8 In 1993 the OICCG reviewed the problems associated with UST's and solicited support from the oil companies to develop a pro-active corrosion control program.. In 1994 a working group was established to devise a protocol on UNDERGROUND tank testing. A number of workshops followed to assess the feasibility and method of risk ranking. These workshops provided some useful ideas and highlighted the need to reach consensus on a common Industry approach. As a Joint Industry Facility with some 35 years of corrosion experience, the OICCG started work on a conceptual design for a risk ranking system culminating in the Risk Assessment Program (RAP). described in this paper. The basic concept of RAP involves three aspects, namely: 1. RAP data collection - collection of data pertaining to five elements. 2. RAP data analysis - a computer based Risk Assessment Program. 3. RAP control measures - risk reducing site remediation options.
9 RAP DATA COLLECTION. RAP includes a desk top exercise to record site details, construction details and site history as well as a site survey to determine the site characteristic and environmental sensitivity. The desk top exercise involves the input of the following data: Site Details - Owner, description, site code, operator, address details, etc.

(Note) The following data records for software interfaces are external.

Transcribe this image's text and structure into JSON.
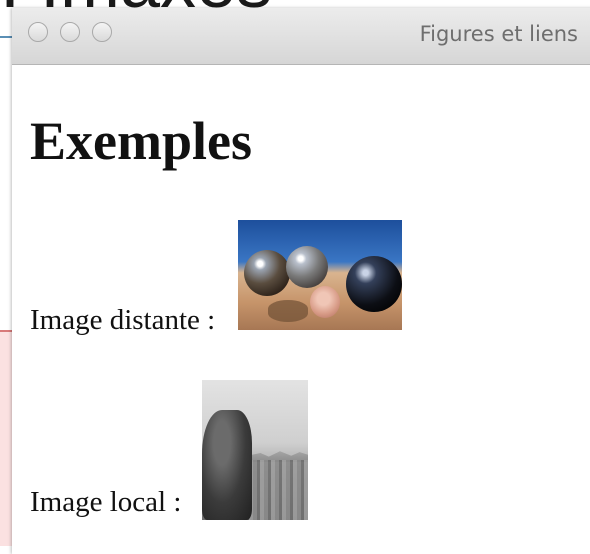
{
  "background": {
    "title_fragment": ": Imaxes"
  },
  "window": {
    "title": "Figures et liens"
  },
  "page": {
    "heading": "Exemples",
    "items": [
      {
        "label": "Image distante :"
      },
      {
        "label": "Image local :"
      }
    ]
  },
  "colors": {
    "titlebar_top": "#ececec",
    "titlebar_bottom": "#d6d6d6",
    "text": "#111111",
    "title_text": "#6e6e6e"
  }
}
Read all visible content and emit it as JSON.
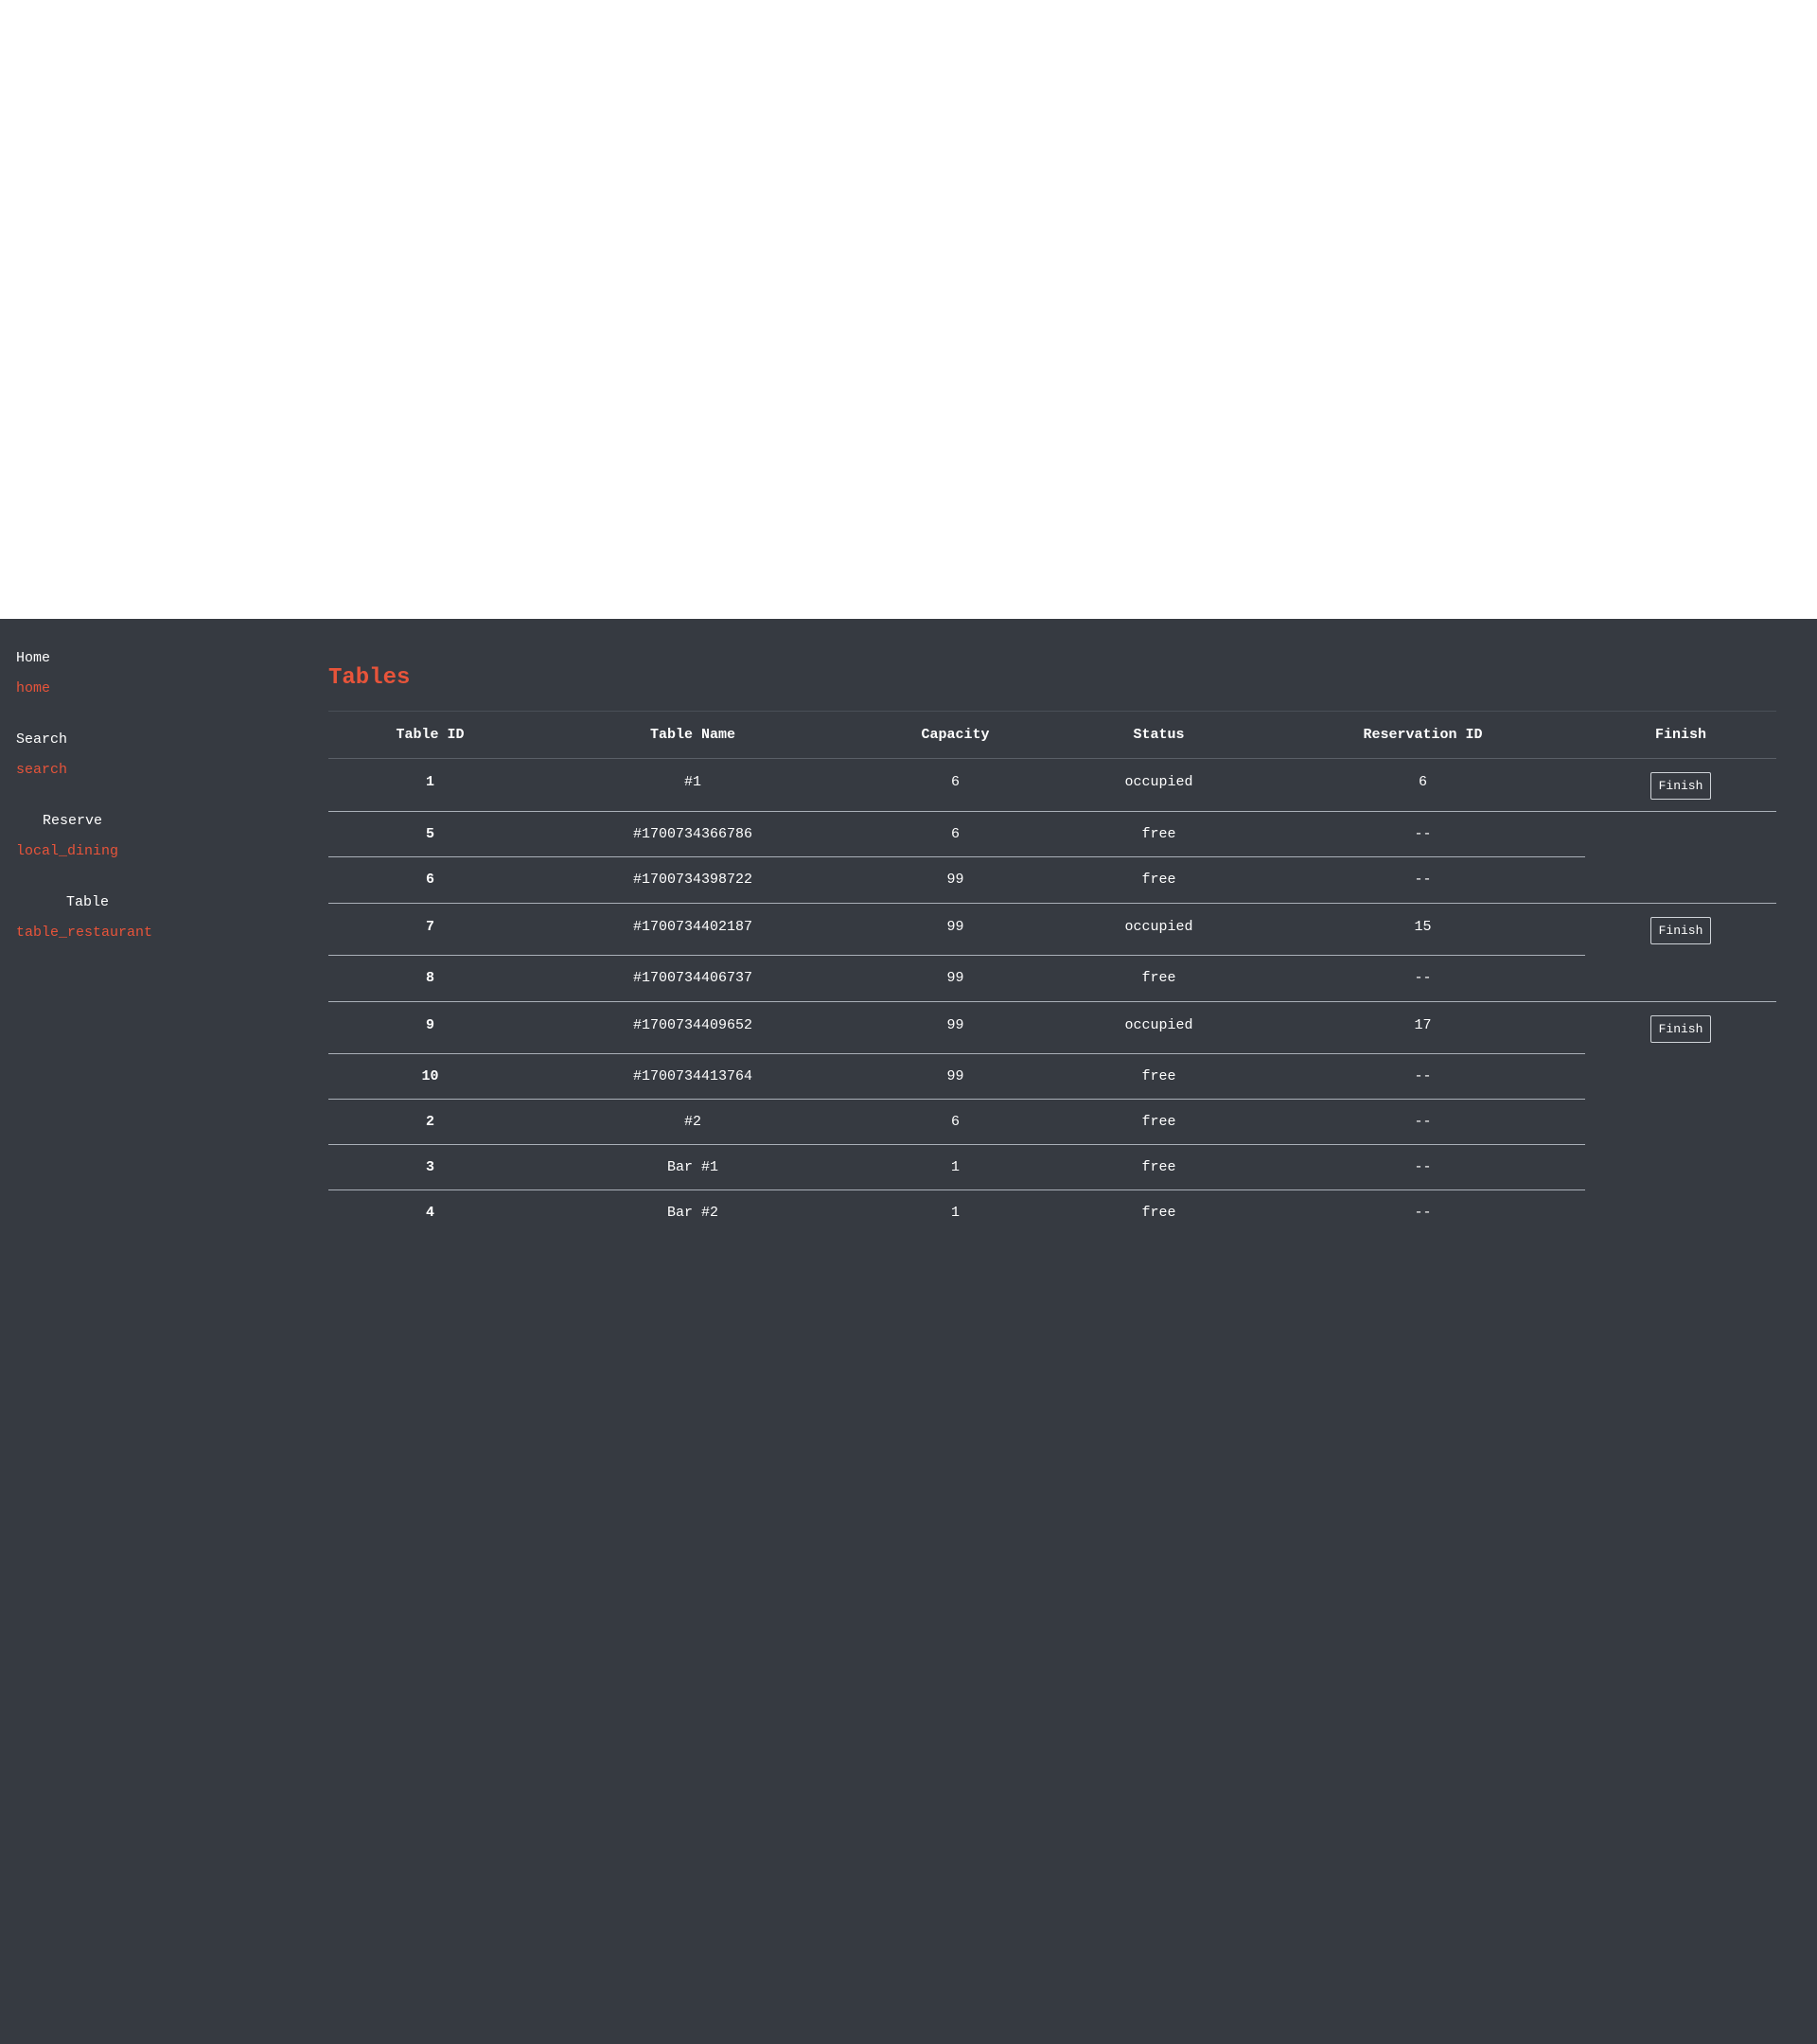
{
  "nav": [
    {
      "label": "Home",
      "icon": "home"
    },
    {
      "label": "Search",
      "icon": "search"
    },
    {
      "label": "Reserve",
      "icon": "local_dining"
    },
    {
      "label": "Table",
      "icon": "table_restaurant"
    }
  ],
  "page": {
    "title": "Tables"
  },
  "table": {
    "headers": [
      "Table ID",
      "Table Name",
      "Capacity",
      "Status",
      "Reservation ID",
      "Finish"
    ],
    "finish_label": "Finish",
    "rows": [
      {
        "id": "1",
        "name": "#1",
        "capacity": "6",
        "status": "occupied",
        "reservation": "6"
      },
      {
        "id": "5",
        "name": "#1700734366786",
        "capacity": "6",
        "status": "free",
        "reservation": "--"
      },
      {
        "id": "6",
        "name": "#1700734398722",
        "capacity": "99",
        "status": "free",
        "reservation": "--"
      },
      {
        "id": "7",
        "name": "#1700734402187",
        "capacity": "99",
        "status": "occupied",
        "reservation": "15"
      },
      {
        "id": "8",
        "name": "#1700734406737",
        "capacity": "99",
        "status": "free",
        "reservation": "--"
      },
      {
        "id": "9",
        "name": "#1700734409652",
        "capacity": "99",
        "status": "occupied",
        "reservation": "17"
      },
      {
        "id": "10",
        "name": "#1700734413764",
        "capacity": "99",
        "status": "free",
        "reservation": "--"
      },
      {
        "id": "2",
        "name": "#2",
        "capacity": "6",
        "status": "free",
        "reservation": "--"
      },
      {
        "id": "3",
        "name": "Bar #1",
        "capacity": "1",
        "status": "free",
        "reservation": "--"
      },
      {
        "id": "4",
        "name": "Bar #2",
        "capacity": "1",
        "status": "free",
        "reservation": "--"
      }
    ]
  },
  "colors": {
    "background": "#363a41",
    "accent": "#e8543a",
    "text": "#ffffff"
  }
}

Construction Details - Building details, UST capacity, UST material, pipe material, overfill protection, etc. Site History - Leak history, leak detection, land usage, public image, product throughput, site inspection and maintenance details, etc. The site survey is conducted to determine the following information: Environmental details - Population density, soil type/permeability, depth to ground water, proximity of boreholes, distance from surface water, water use, etc. Site Characteristics - Soil resistivities, structure to soil potentials, stray current influence, soil pH, CP current drain details, etc.
10 The above details are entered into RAP, a computer based risk assessment program. IIR Corrosion Conference, Johannesburg June 24 - 26, 1997 4. RAP DATA ANALYSIS. The RAP computer data base combines the desk top and site survey information to derive a Risk Grade and Failure Prediction Index (FPI) for each site. The Risk Grade determines the control measures required to reduce the risk of UST leaks and the consequential contamination, cost, safety hazard, adverse publicity, etc. The FPI indicates the length of exposure and assists in determining and prioritising the Control measures. The Risk Grade is attained by equating risk values and weighting factors derived from Site Measurements, Construction Details, Site History and Environmental Details. The FPI is calculated by equating the age of the site with a corrosivity factor derived by the RAP data base. Once RAP has assigned a Risk Grade and FPI to a site, where necessary, recommendations for control measures to reduce the site risk are established in consultation with the site owners RAP has been developed to provide a user friendly Windows operating environment.